V: That’s one way of looking at it. In terms of Stanley’s fascination with Napoleon, what do you know of Malcolm McDowell’s story about him eating dessert and steak at the same time, because that’s how Napoleon used to eat?
TF: I’d take that with a pinch of Bolivian marching powder.
V: Do you think the levels of research he carried out and his attention to the smallest detail was all part of the fun?
TF: Well, it was a means to an end. He said, “God is in the detail.” But he knew when to cut his research, when to stop it. Barry Lyndon is a wonderful example of a historical film correctly done, right down to the lighting. Unlike all this crap you see on the BBC now. What he aimed for was for that it actually looked like at the time. It’s a wonderful film.
V: Do you think if he was making films today he would have utilised CGI?
TF: Oh absolutely.
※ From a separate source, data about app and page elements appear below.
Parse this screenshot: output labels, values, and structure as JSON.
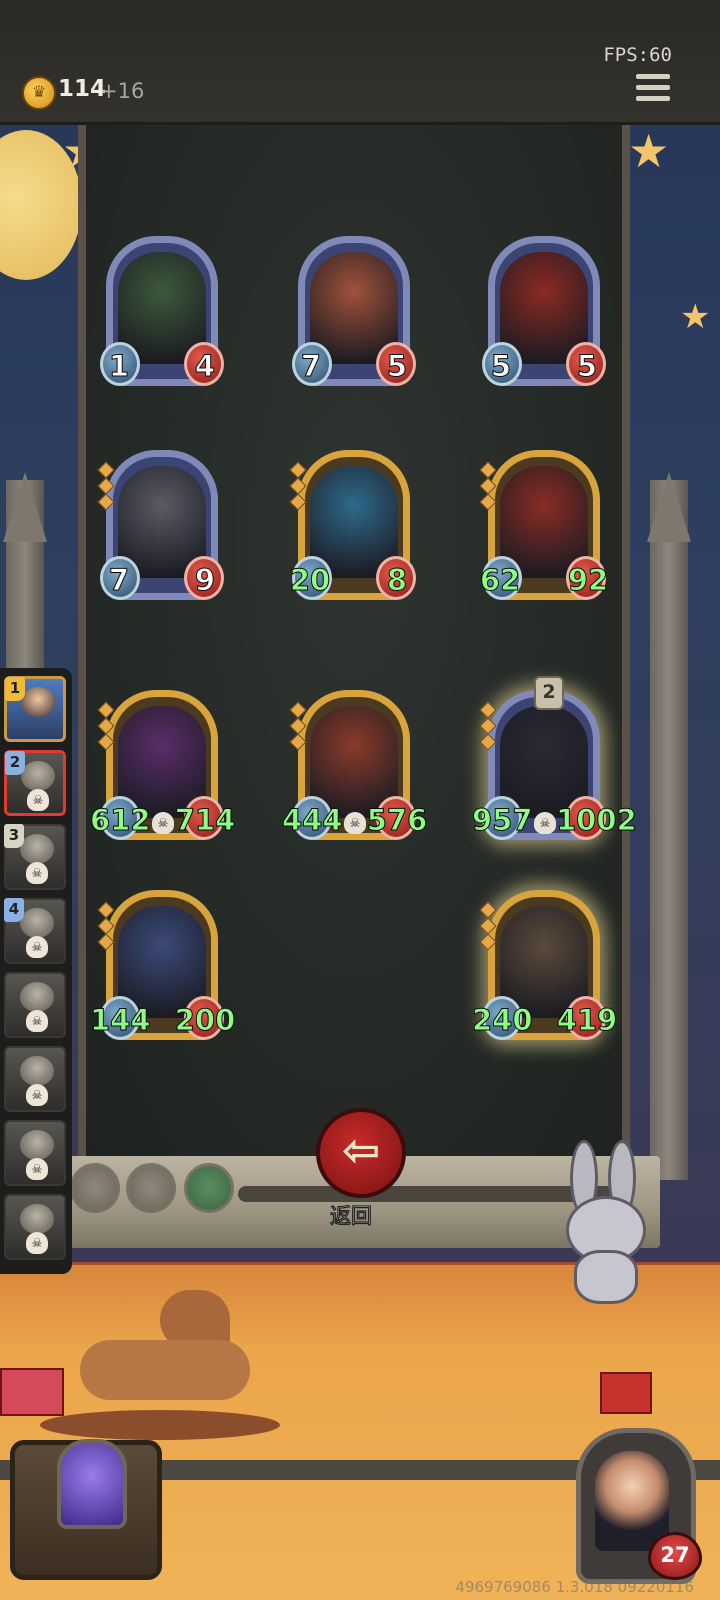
{
  "hud": {
    "gold": "114",
    "gold_income": "+16",
    "fps": "FPS:60",
    "menu_icon": "hamburger-menu-icon"
  },
  "board": {
    "minions": [
      {
        "attack": "1",
        "health": "4",
        "frame": "blue",
        "stat_color": "white"
      },
      {
        "attack": "7",
        "health": "5",
        "frame": "blue",
        "stat_color": "white"
      },
      {
        "attack": "5",
        "health": "5",
        "frame": "blue",
        "stat_color": "white"
      },
      {
        "attack": "7",
        "health": "9",
        "frame": "blue",
        "stat_color": "white"
      },
      {
        "attack": "20",
        "health": "8",
        "frame": "gold",
        "stat_color": "green"
      },
      {
        "attack": "62",
        "health": "92",
        "frame": "gold",
        "stat_color": "green"
      },
      {
        "attack": "612",
        "health": "714",
        "frame": "gold",
        "stat_color": "green"
      },
      {
        "attack": "444",
        "health": "576",
        "frame": "gold",
        "stat_color": "green"
      },
      {
        "attack": "957",
        "health": "1002",
        "frame": "blue",
        "stat_color": "green",
        "tier": "2"
      },
      {
        "attack": "144",
        "health": "200",
        "frame": "gold",
        "stat_color": "green"
      },
      {
        "attack": "240",
        "health": "419",
        "frame": "gold",
        "stat_color": "green"
      }
    ]
  },
  "leaderboard": {
    "players": [
      {
        "rank": "1",
        "rank_color": "gold",
        "state": "current"
      },
      {
        "rank": "2",
        "rank_color": "blue",
        "state": "highlighted"
      },
      {
        "rank": "3",
        "rank_color": "silver",
        "state": "normal"
      },
      {
        "rank": "4",
        "rank_color": "blue",
        "state": "normal"
      },
      {
        "rank": "",
        "rank_color": "",
        "state": "normal"
      },
      {
        "rank": "",
        "rank_color": "",
        "state": "normal"
      },
      {
        "rank": "",
        "rank_color": "",
        "state": "normal"
      },
      {
        "rank": "",
        "rank_color": "",
        "state": "normal"
      }
    ]
  },
  "back_button": {
    "icon": "arrow-left-icon",
    "label": "返回"
  },
  "hero": {
    "health": "27"
  },
  "footer": {
    "build_id": "4969769086 1.3.018 09220116"
  },
  "colors": {
    "stat_green": "#8cff83",
    "back_button_red": "#c82a2a",
    "gold_frame": "#d9a43c",
    "blue_frame": "#7f8ab8"
  }
}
V: What about for extras? He’d hired 40,000 or so troops for Napoleon; do you think now he would have done that with CGI, or would he still have hired all those people for authenticity’s sake?
TF: I think it would depend very much on the shot. Some shots you might need a couple of thousand, and then some CGI. Although I don’t think he would have automatically thought, let’s CGI everything.
V: Was he enthusiastic about new technology in that area?
TF: Oh absolutely, from the word go. He used to say anything that saved time was worth its weight in gold. The rest of us were sort of luddites, but he wasn’t. In 1980 he bought us all IBM green screens. These were the first PCs that were generally available, little 12″ screens. You didn’t even have a hard drive, you had two floppies. And Stanley said, “This is the future, this is what we’ll be using.” And I told him, “No, I like to type something and take out the piece of paper and see what’s on it,” and he said, “No, listen, you’ve got to get rid of that, this is the future, it’s arrived now.” He wasn’t at all conservative in that way; we had fax machines before anybody else did. People would say, “What the fuck do you want a fax machine for?” But he’d grab anything that saved time and made things look better.
V: How would you feel about Ridley Scott making the film?
TF: Well, he’s a very competent director, but it would be a very different film from Stanley’s. There’s only one Stanley who could make a Stanley Kubrick film.